Probably the more interesting aspect of our initial analysis of influence of Twitter lay in our categorization of the cultural practices that lay underneath these interactions between popular users on Twitter and their followers. We split the ten users into three groups: celebrities, news outlets, and social media analysts. For the most part, the trends show that the members of these groups act fairly similarly (with discrepancies, of course, usually based on the number of followers).
The under-appreciated piece of our research ended up being our visualizations. We generated a colorful graph that illustrates the density of tweets and responses for each user in our report. It’s intriguing to analyze our statistics visually, because you can occasionally pick out exceptional instances of response explosions. Although in our visualization our code could not parse out which responses corresponded to which original tweet, we can suppose that most of the wild groups of responses that follow occasional tweets are immediate responses that eventually ebb away.
To move beyond this initial, basic analysis of influence on Twitter, we would like to look closer at the networks of followers behind these mega-users. Looking at hypothetical extremes hints at the problems we might foresee in future research: If a user has a follower network that responds at an ordinary rate, but each of those users have extremely active responding networks (ie., the original user’s secondary follower network), then that certainly affects how we might provide ratings or levels of influence for specific users.
Erhardt Graeff is a Lead Researcher and Developer for the Web Ecology Project, and also a social scientist and entrepreneur with an MPhil in Modern Society and Global Transformations from Cambridge University and a couple of bachelor’s degrees from RIT. In addition to researching social media, he has studied rural internet use and social capital, digital divides, e-government, networked public spheres, and new media literacy. Beyond the Web Ecology Project, Erhardt is the Director of Technology and Strategy for BetterGrads, a startup aimed at preparing high school students for college life, and is a research assistant at the Berkman Center for Internet & Society at Harvard, studying OER and the political economy of the textbook industry.
Tim Hwang is the Director of the Web Ecology Project and an analyst with The Barbarian Group — where he works on issues of group dynamics and web influence. He is interested in building a science around measuring the system-wide flows of content and patterns of community formation online. He is also the founder of ROFLCon, a series of conferences celebrating and examining internet culture and celebrity. He currently Twitters @timhwang, blogs at BrosephStalin, and is in the process of watching every homemade flamethrower video on YouTube.

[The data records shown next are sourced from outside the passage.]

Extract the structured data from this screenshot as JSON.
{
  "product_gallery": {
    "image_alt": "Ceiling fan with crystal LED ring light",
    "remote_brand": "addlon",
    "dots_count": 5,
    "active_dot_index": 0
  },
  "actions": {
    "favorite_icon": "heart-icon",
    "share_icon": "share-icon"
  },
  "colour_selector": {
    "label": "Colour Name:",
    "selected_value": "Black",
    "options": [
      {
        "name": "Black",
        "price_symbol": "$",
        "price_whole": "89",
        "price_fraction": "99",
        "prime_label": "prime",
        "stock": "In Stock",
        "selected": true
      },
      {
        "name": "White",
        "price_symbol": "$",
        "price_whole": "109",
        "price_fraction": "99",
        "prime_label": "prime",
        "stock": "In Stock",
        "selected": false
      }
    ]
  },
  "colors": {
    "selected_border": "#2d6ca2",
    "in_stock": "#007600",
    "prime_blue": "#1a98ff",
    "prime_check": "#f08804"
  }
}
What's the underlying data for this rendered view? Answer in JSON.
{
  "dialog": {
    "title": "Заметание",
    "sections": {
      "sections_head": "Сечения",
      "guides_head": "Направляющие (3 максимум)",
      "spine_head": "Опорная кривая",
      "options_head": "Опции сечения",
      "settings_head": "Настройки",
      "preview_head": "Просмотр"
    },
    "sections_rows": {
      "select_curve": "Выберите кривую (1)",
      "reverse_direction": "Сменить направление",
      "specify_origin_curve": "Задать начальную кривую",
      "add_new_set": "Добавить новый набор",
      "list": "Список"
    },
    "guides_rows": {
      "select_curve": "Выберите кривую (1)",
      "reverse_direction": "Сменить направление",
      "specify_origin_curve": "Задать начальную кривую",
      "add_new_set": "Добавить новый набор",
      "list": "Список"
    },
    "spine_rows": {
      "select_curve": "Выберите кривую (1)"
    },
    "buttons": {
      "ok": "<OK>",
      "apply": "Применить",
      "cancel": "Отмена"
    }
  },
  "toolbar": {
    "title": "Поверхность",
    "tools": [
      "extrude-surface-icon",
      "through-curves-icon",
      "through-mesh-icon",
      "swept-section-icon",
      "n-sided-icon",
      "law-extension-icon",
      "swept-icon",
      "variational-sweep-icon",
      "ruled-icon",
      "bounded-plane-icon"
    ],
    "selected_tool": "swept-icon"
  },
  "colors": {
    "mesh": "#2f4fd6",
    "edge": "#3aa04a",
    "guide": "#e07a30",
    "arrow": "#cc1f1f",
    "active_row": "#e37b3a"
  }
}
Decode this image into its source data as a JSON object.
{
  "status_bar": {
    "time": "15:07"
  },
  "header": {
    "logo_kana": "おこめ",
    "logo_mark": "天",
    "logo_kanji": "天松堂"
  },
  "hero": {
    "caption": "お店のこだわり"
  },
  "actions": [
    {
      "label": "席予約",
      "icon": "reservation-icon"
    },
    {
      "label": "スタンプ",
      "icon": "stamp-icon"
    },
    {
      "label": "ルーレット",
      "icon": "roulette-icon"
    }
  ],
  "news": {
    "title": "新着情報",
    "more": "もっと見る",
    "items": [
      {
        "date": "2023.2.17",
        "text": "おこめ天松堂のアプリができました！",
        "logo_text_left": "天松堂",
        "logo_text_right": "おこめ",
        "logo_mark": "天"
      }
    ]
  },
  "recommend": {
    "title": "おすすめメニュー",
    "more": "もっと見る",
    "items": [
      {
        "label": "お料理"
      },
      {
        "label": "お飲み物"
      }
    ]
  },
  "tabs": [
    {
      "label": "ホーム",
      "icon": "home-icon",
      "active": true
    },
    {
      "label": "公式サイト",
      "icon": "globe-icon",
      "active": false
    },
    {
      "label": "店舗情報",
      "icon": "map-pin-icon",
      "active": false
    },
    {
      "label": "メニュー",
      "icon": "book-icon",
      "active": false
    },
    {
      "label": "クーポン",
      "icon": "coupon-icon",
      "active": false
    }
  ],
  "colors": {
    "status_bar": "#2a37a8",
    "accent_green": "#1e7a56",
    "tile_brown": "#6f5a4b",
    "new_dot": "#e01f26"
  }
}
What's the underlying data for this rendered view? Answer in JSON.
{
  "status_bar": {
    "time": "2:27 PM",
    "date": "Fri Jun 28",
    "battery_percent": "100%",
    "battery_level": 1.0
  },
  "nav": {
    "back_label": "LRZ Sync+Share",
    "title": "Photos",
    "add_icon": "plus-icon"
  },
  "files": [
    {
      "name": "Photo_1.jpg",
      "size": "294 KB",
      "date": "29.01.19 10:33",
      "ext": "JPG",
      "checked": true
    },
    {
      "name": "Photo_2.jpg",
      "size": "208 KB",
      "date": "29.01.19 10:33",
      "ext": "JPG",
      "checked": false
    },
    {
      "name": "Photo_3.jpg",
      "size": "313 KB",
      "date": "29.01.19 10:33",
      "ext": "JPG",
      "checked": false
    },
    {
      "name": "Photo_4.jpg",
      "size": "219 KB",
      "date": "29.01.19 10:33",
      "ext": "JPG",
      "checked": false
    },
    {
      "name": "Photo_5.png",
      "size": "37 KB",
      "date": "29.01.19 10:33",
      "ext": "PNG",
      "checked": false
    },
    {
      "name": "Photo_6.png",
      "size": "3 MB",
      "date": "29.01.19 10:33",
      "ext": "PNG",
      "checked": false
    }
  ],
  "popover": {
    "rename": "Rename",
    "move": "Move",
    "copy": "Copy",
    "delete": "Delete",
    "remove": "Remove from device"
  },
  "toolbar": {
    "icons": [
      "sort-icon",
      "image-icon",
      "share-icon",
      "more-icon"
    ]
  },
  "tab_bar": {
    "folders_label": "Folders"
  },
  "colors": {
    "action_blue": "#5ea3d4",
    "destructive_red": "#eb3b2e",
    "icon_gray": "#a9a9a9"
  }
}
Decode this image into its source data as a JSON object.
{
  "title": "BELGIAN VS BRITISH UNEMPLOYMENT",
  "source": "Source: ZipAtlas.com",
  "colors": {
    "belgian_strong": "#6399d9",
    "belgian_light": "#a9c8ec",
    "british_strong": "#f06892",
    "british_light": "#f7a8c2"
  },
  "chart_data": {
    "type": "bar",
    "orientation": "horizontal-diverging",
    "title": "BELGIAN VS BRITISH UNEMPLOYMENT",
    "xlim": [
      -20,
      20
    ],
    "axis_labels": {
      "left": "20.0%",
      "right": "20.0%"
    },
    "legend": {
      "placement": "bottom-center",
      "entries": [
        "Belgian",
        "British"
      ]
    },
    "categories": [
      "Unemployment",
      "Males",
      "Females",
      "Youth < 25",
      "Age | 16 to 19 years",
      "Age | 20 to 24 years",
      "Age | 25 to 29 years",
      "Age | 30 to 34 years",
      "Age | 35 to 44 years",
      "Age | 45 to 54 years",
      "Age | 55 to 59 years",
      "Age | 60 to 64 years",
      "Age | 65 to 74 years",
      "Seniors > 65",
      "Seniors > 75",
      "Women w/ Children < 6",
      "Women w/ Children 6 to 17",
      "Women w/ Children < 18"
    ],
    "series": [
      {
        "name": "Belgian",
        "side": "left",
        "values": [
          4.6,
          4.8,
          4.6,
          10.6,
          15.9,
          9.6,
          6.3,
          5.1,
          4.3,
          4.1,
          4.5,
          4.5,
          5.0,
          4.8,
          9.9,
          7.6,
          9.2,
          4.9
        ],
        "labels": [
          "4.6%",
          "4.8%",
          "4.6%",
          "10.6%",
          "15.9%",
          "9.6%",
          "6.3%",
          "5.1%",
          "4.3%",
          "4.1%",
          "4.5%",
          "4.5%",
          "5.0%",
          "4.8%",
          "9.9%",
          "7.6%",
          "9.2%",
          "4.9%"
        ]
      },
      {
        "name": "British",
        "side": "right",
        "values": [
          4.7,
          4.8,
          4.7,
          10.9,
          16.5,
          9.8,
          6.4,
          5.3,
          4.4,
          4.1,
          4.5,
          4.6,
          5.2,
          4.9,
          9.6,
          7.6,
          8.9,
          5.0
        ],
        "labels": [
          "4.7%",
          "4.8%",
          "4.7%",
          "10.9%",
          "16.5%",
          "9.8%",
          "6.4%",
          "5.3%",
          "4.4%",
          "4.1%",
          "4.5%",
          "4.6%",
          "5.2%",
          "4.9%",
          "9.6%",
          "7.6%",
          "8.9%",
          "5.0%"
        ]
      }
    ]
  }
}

Alex Leavitt is a Lead Researcher for the Web Ecology Project. His interests include geographical, linguistic, and transnational subcultures; the hybridization of popular culture and online humor; and the emergent cultural practices of (un)controlled online social networks. Alex also works as a research specialist with the Convergence Culture Consortium in the Comparative Media Studies department at MIT, and has previously worked with the Digital Natives Project at the Berkman Center for Internet & Society (Harvard Law School). In addition to his weekly articles on the Convergence Culture blog, Alex writes long-form about Japanese popular culture at The Department of Alchemy and short-form on Twitter (@alexleavitt).